Another painting of The Krasnals that was displayed in Toruń depicted a frame from Yael Bartana’s Nightmares, in which the Political Critique’s editor-in-chief, Sławomir Sierakowski, calls for the return to Poland of the 6 million Jews who perished in the Holocaust. The curator wrote: “The Jews are supposedly indispensable (and what about the 2 millions of Poles who emigrated to England and Ireland in search of jobs?). I guess Poles aren’t as indispensable? It seems that the only role they might play is the role of Jewish pioneers in Bartana’s movies.”
Later, he described Bartana’s Assassination, which represented Poland at this year’s Venice Biennale thusly: “Bartana seems to want Poland to turn into a nest of ‘outcasts crawling in from all over the world’. [...] These aliens, with their baggage of suffering and anger, would be the support for Jewish ambitions and designs in our Homeland, condemned to an organised, instrumental creolisation under Jewish leadership (all of this would be paid for by rich Germans, as the sly Artur Żmijewski expects). As she correctly suggest in the last part of her ‘trilogy’, Poland would become Europe’s powder keg and a breeding ground of future Breiviks. Then it would be much easier to shame, humiliate, and govern the Poles.”

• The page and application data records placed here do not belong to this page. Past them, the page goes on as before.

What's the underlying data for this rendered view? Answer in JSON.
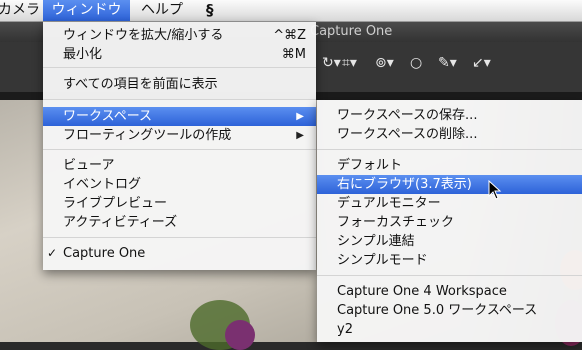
{
  "menubar": {
    "items": [
      "カメラ",
      "ウィンドウ",
      "ヘルプ",
      "script-icon"
    ]
  },
  "app": {
    "title": "Capture One"
  },
  "window_menu": {
    "items": [
      {
        "label": "ウィンドウを拡大/縮小する",
        "shortcut": "^⌘Z"
      },
      {
        "label": "最小化",
        "shortcut": "⌘M"
      },
      {
        "label": "すべての項目を前面に表示"
      },
      {
        "label": "ワークスペース",
        "submenu": true,
        "selected": true
      },
      {
        "label": "フローティングツールの作成",
        "submenu": true
      },
      {
        "label": "ビューア"
      },
      {
        "label": "イベントログ"
      },
      {
        "label": "ライブプレビュー"
      },
      {
        "label": "アクティビティーズ"
      },
      {
        "label": "Capture One",
        "checked": true
      }
    ]
  },
  "workspace_submenu": {
    "items": [
      {
        "label": "ワークスペースの保存..."
      },
      {
        "label": "ワークスペースの削除..."
      },
      {
        "label": "デフォルト"
      },
      {
        "label": "右にブラウザ(3.7表示)",
        "selected": true
      },
      {
        "label": "デュアルモニター"
      },
      {
        "label": "フォーカスチェック"
      },
      {
        "label": "シンプル連結"
      },
      {
        "label": "シンプルモード"
      },
      {
        "label": "Capture One 4 Workspace"
      },
      {
        "label": "Capture One 5.0 ワークスペース"
      },
      {
        "label": "y2"
      }
    ]
  },
  "colors": {
    "highlight": "#3f74e4",
    "menu_bg": "#f5f5f5"
  }
}
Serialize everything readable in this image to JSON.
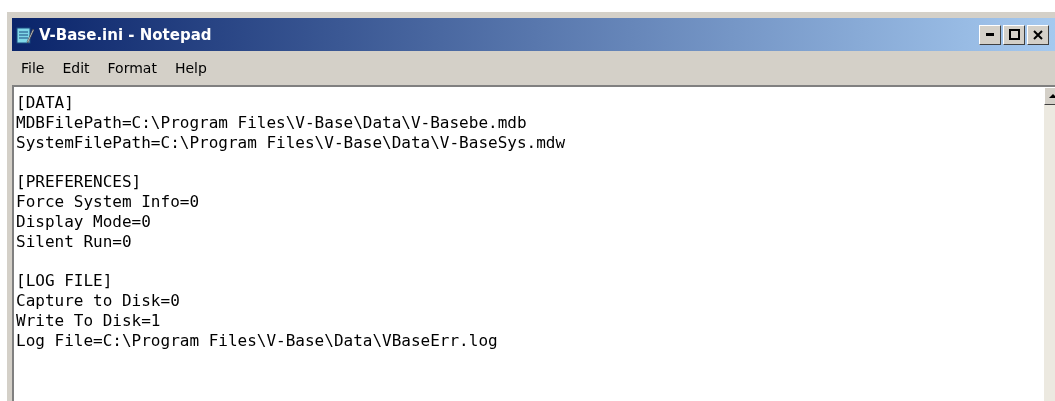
{
  "window": {
    "title": "V-Base.ini - Notepad"
  },
  "menu": [
    {
      "label": "File"
    },
    {
      "label": "Edit"
    },
    {
      "label": "Format"
    },
    {
      "label": "Help"
    }
  ],
  "document": {
    "sections": [
      {
        "header": "[DATA]",
        "lines": [
          "MDBFilePath=C:\\Program Files\\V-Base\\Data\\V-Basebe.mdb",
          "SystemFilePath=C:\\Program Files\\V-Base\\Data\\V-BaseSys.mdw"
        ]
      },
      {
        "header": "[PREFERENCES]",
        "lines": [
          "Force System Info=0",
          "Display Mode=0",
          "Silent Run=0"
        ]
      },
      {
        "header": "[LOG FILE]",
        "lines": [
          "Capture to Disk=0",
          "Write To Disk=1",
          "Log File=C:\\Program Files\\V-Base\\Data\\VBaseErr.log"
        ]
      }
    ]
  }
}
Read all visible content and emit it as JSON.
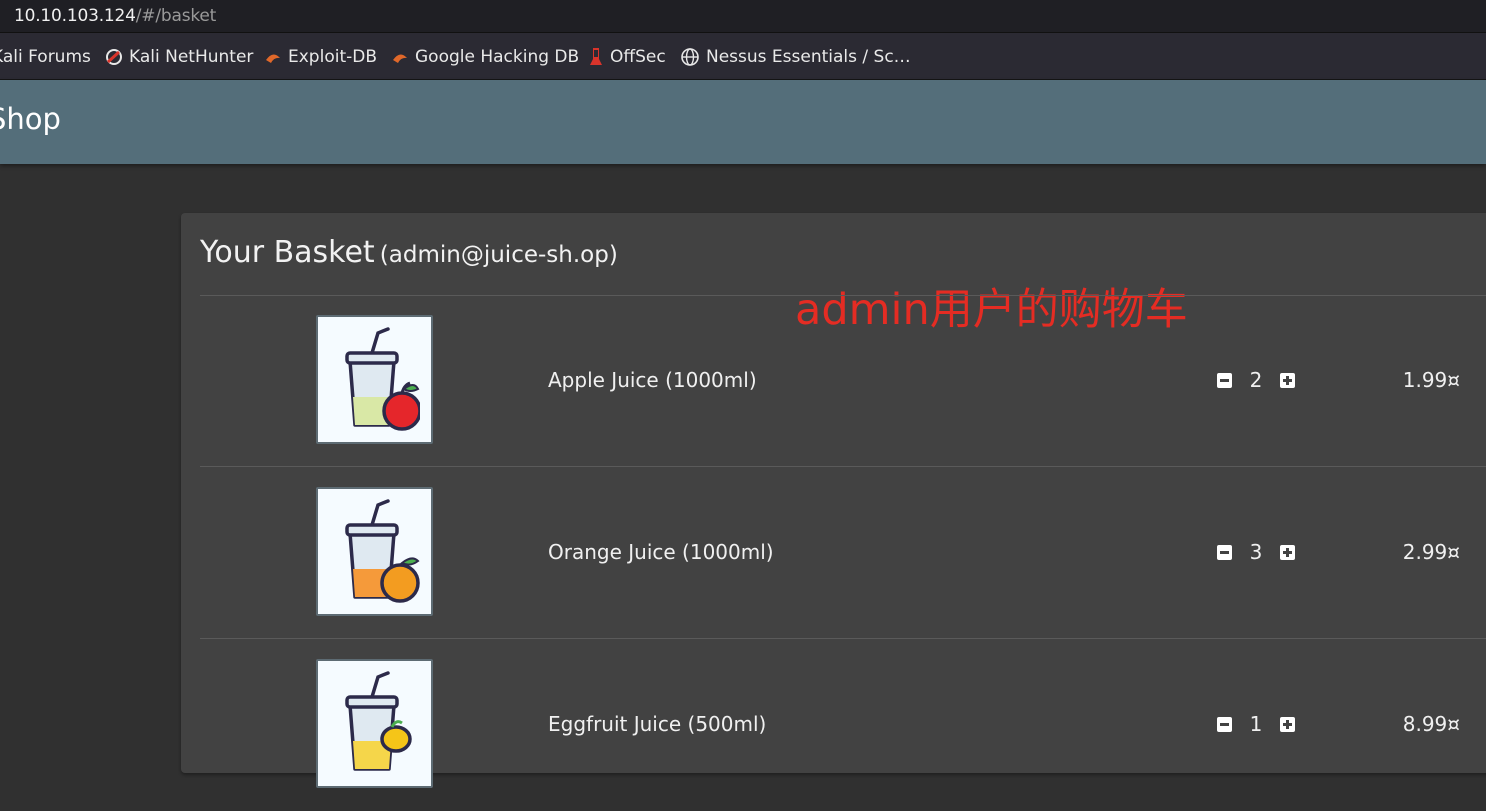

Meanwhile, The Krasnals, always on the appropriate side, joined up with the “independence-oriented youth”, who “turned radical after Smoleńsk, as evidenced by the rise of patriotism at the sports stadium, which Gazeta Wyborcza [...] and the government futilely try to hamper.” Oh, dear.
I’m observing the people looking at the display case in Zachęta. The first reaction is always defensive laughter, only later does the mood turn grim. Sometimes they read parts of the letters out loud, as if they can’t believe they’re actually reading something so wicked.
In her autobiography, Rottenberg writes: „At first I was laughing. I was still laughing when I read a letter addressed to every possible authority in Poland that called upon them to remove the Jewish director who should just go back to Israel, where she could organise exhibitions of sculptures made by a great rabbi crushed under the heel of Saddam’s jackboot. It all seemed perfectly absurd, and thus funny. I changed my mind when half of the Polish parliament decided that both the action in Zachęta and the letter as rational and valid.”
When I was looking at paintings by The Krasnals in Toruń – which I’ve managed to ignore until then – my body reacted in the same way it did when I was reading the Rottenberg letters. It’s a compulsive reaction. At first I wanted to laugh, but that feeling quickly went away. A chill went over me. Nit, parasite, and whore. Lucky for us, they’re still harmless (but maybe not for long).
They want revolution? Give them some cake.
The dreams of others
There was no censorship in Toruń. Artists either withdrew their works or publicly voiced their disapproval of the curator’s views. Zachęta joined in the outcry and not because the Political Critique should be dictating the norms of political correctness in artistic discourse, as some people often suggest. Kazimierz Piotrowski’s dream is not my dream, and I would be very scared if I ever found myself in that dream of his. That’s what Macuga reminded me about.
But what have I learned from this exhibition? Untitled is still stuck in the past decade. It’s too late for anyone to care about it. The emotions are long gone. Only a few of us remember the names of the MPs from the League of Polish Families party, and Daniel Olbrychski is busy celebrating his anniversaries. But still, a fraction of us smile at the memory of these times. Is it a ghetto of frustration or nostalgia? Lucky for us, to paraphrase Świetlicki, “we’re still more interested in the wake than the funeral.”
translated by Jan Szelągiewicz